▶ [Given data]:
====

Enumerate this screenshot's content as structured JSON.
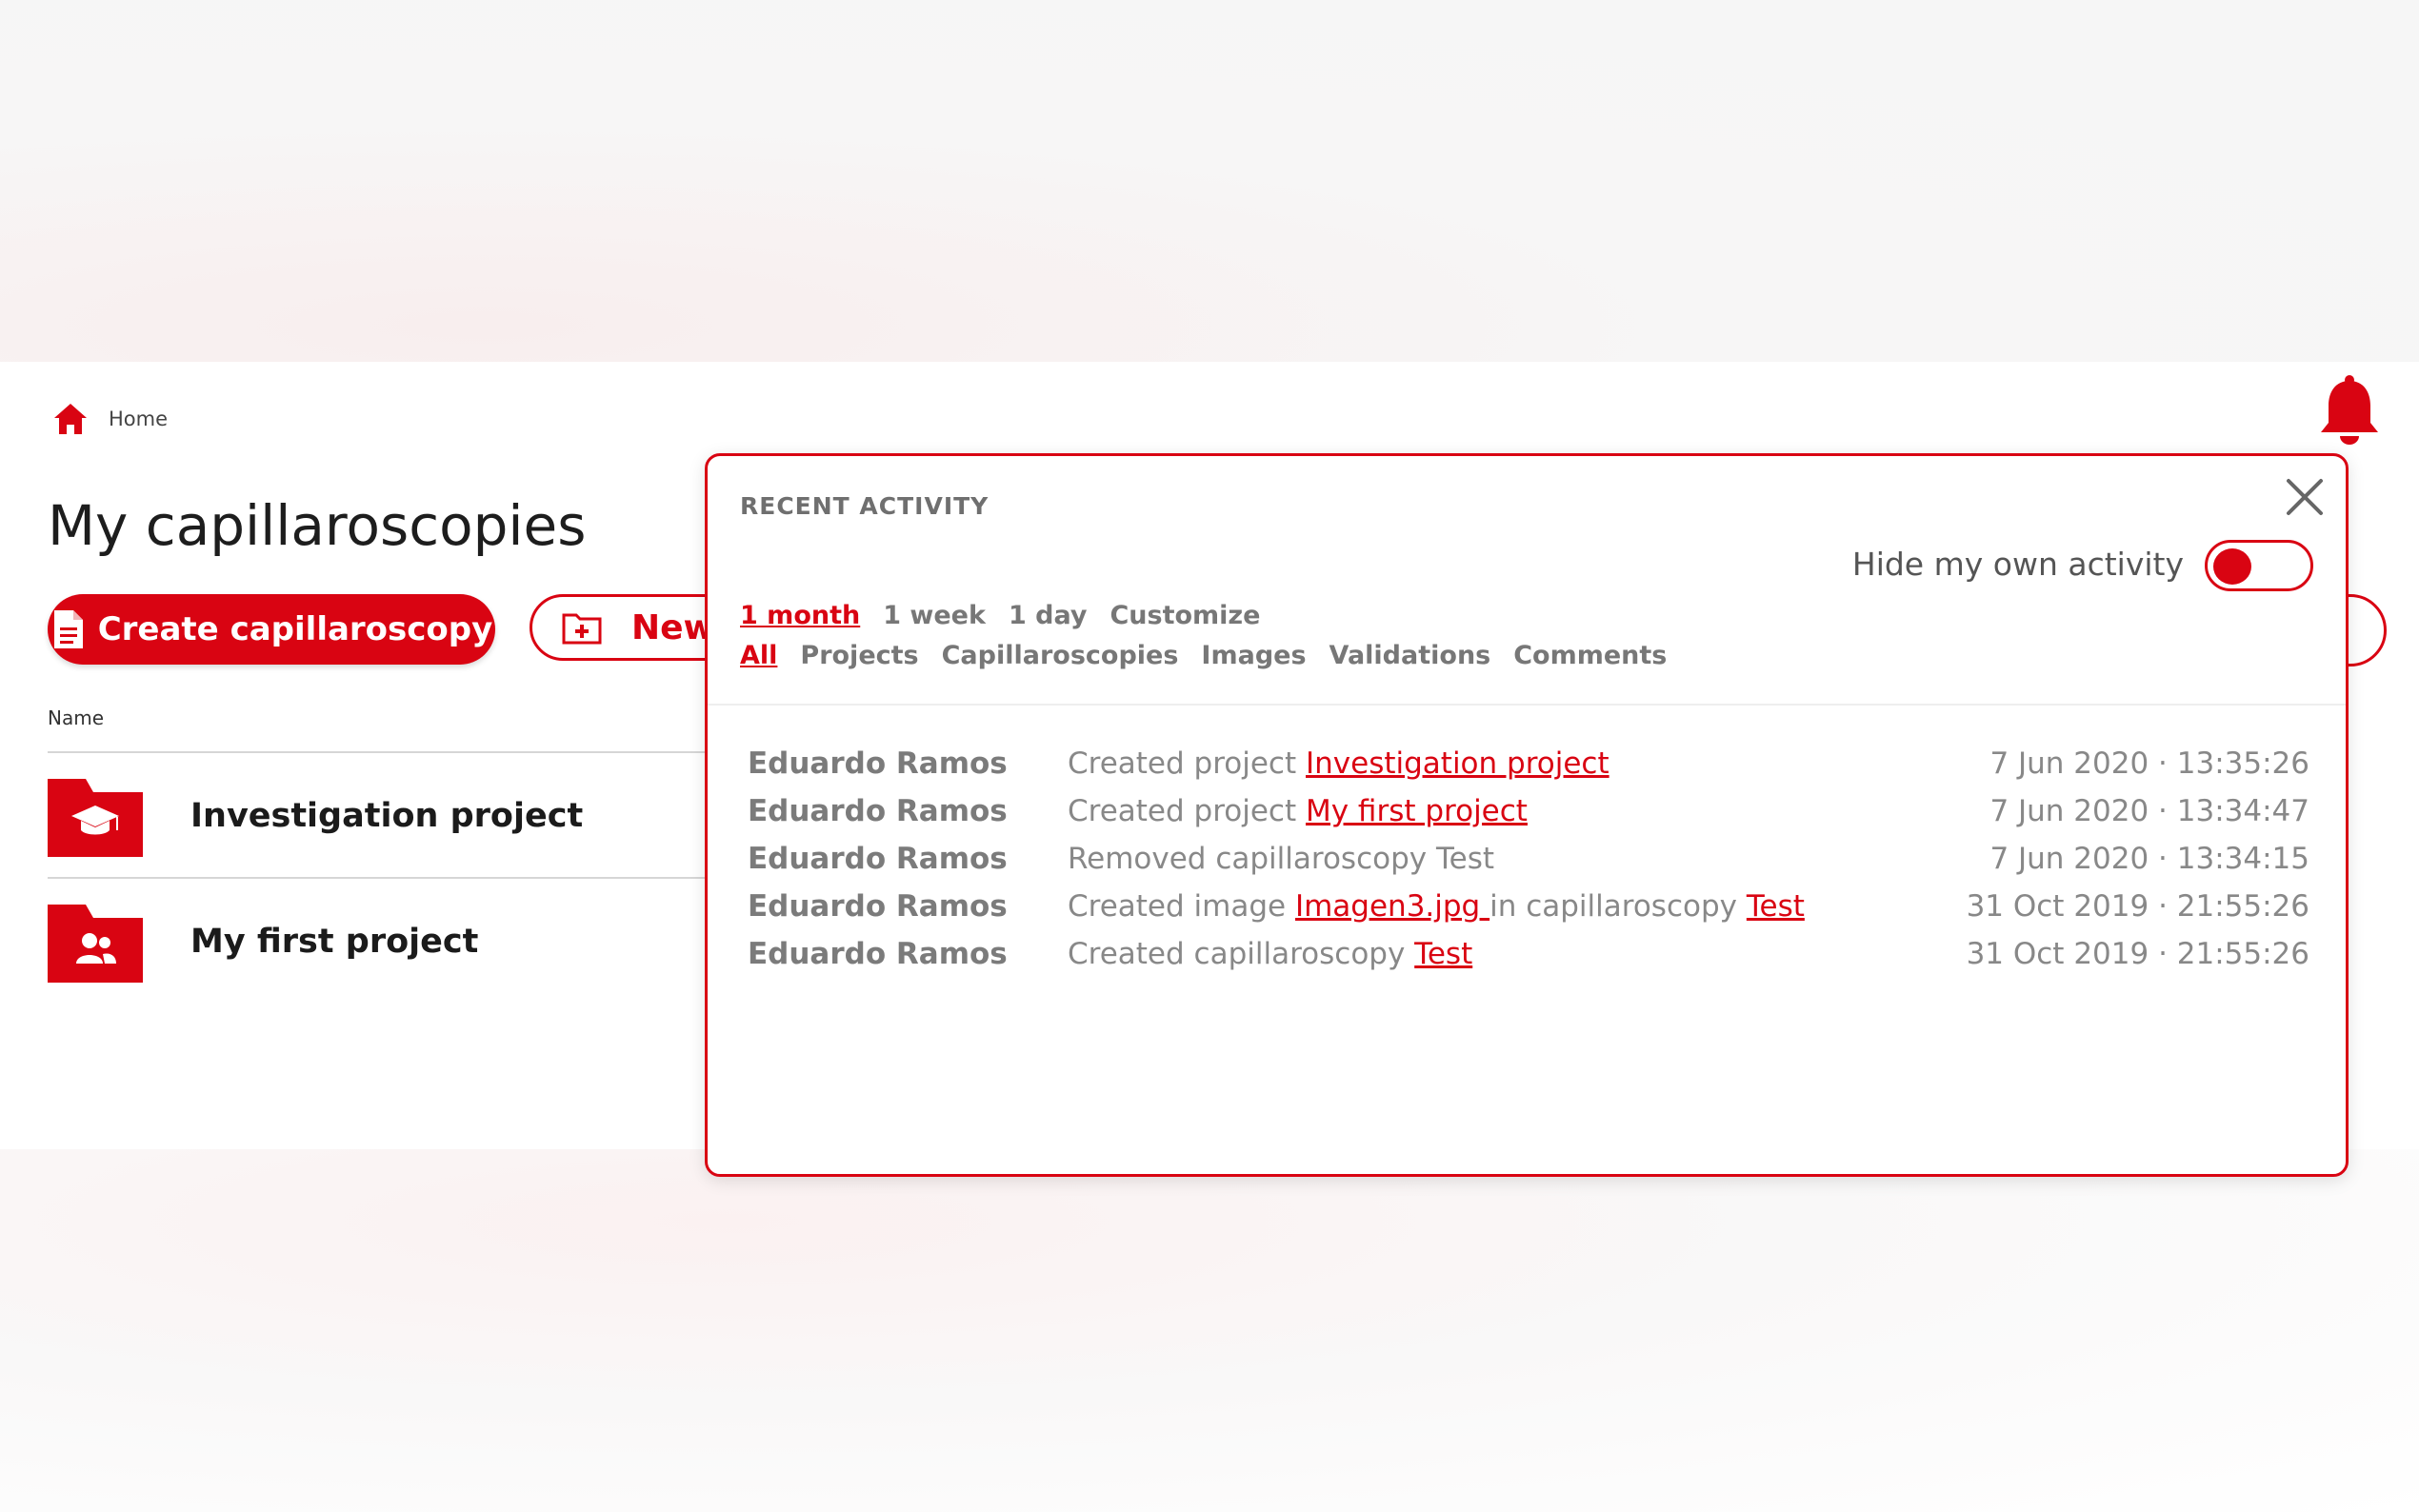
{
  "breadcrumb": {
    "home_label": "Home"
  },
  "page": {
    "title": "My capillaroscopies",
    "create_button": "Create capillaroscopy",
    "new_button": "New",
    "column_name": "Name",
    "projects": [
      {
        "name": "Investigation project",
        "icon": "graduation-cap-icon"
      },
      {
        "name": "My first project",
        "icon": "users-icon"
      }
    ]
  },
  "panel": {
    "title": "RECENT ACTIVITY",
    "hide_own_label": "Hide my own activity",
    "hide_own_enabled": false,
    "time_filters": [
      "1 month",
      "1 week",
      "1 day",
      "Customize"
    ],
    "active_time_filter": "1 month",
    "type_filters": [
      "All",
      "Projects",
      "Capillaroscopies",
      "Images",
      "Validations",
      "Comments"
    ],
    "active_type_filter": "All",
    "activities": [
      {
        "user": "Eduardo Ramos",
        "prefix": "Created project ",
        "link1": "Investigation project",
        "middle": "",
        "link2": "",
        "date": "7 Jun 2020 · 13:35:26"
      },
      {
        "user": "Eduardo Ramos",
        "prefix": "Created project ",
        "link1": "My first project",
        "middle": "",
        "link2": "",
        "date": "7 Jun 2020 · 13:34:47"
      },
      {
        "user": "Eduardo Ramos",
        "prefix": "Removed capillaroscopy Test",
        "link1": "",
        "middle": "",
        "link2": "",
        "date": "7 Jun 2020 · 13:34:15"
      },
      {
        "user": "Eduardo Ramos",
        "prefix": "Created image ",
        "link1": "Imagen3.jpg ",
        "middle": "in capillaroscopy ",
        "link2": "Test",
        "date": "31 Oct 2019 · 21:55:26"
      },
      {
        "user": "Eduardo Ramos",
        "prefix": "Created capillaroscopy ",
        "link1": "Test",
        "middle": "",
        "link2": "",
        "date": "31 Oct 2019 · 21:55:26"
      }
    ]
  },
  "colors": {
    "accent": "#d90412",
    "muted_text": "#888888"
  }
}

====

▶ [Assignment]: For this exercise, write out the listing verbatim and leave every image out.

▶ [Finished task]:
Enumerate this screenshot's content as structured JSON.
{
  "breadcrumb": {
    "home_label": "Home"
  },
  "page": {
    "title": "My capillaroscopies",
    "create_button": "Create capillaroscopy",
    "new_button": "New",
    "column_name": "Name",
    "projects": [
      {
        "name": "Investigation project",
        "icon": "graduation-cap-icon"
      },
      {
        "name": "My first project",
        "icon": "users-icon"
      }
    ]
  },
  "panel": {
    "title": "RECENT ACTIVITY",
    "hide_own_label": "Hide my own activity",
    "hide_own_enabled": false,
    "time_filters": [
      "1 month",
      "1 week",
      "1 day",
      "Customize"
    ],
    "active_time_filter": "1 month",
    "type_filters": [
      "All",
      "Projects",
      "Capillaroscopies",
      "Images",
      "Validations",
      "Comments"
    ],
    "active_type_filter": "All",
    "activities": [
      {
        "user": "Eduardo Ramos",
        "prefix": "Created project ",
        "link1": "Investigation project",
        "middle": "",
        "link2": "",
        "date": "7 Jun 2020 · 13:35:26"
      },
      {
        "user": "Eduardo Ramos",
        "prefix": "Created project ",
        "link1": "My first project",
        "middle": "",
        "link2": "",
        "date": "7 Jun 2020 · 13:34:47"
      },
      {
        "user": "Eduardo Ramos",
        "prefix": "Removed capillaroscopy Test",
        "link1": "",
        "middle": "",
        "link2": "",
        "date": "7 Jun 2020 · 13:34:15"
      },
      {
        "user": "Eduardo Ramos",
        "prefix": "Created image ",
        "link1": "Imagen3.jpg ",
        "middle": "in capillaroscopy ",
        "link2": "Test",
        "date": "31 Oct 2019 · 21:55:26"
      },
      {
        "user": "Eduardo Ramos",
        "prefix": "Created capillaroscopy ",
        "link1": "Test",
        "middle": "",
        "link2": "",
        "date": "31 Oct 2019 · 21:55:26"
      }
    ]
  },
  "colors": {
    "accent": "#d90412",
    "muted_text": "#888888"
  }
}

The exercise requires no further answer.